• WHAT THE TASK REQUIRES: From the data below, give the number of lines holding the word "icon", with nothing else added.

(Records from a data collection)
--------------------------------

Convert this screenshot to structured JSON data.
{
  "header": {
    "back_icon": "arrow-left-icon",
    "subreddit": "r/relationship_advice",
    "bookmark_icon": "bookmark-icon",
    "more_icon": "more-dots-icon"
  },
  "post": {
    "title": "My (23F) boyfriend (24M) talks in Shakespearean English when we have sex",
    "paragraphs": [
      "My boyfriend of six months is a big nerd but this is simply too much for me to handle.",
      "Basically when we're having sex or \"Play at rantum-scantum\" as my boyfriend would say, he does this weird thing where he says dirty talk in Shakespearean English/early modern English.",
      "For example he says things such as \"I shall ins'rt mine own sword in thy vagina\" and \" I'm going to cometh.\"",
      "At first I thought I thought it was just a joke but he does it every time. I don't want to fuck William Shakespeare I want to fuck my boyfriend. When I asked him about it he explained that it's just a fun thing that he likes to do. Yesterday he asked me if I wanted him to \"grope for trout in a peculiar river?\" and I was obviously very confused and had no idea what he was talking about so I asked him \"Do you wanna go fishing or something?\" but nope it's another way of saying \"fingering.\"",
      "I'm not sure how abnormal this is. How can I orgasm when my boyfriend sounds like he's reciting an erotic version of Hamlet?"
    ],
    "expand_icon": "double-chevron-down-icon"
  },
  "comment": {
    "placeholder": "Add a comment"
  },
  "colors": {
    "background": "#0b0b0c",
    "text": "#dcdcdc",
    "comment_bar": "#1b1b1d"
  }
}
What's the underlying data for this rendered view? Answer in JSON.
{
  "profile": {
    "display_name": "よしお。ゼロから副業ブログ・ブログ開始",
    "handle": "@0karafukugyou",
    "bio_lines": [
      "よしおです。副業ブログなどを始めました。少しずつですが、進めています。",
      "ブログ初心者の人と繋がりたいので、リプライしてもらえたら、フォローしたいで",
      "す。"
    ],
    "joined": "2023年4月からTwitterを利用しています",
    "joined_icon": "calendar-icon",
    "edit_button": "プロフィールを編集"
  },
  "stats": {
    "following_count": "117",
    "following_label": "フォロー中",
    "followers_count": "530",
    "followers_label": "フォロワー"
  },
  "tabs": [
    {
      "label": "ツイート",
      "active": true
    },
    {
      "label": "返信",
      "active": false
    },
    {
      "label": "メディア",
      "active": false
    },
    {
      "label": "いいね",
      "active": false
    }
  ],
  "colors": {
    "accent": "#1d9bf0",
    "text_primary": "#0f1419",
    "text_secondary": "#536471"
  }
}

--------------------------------

• EXERCISE SOLUTION: 5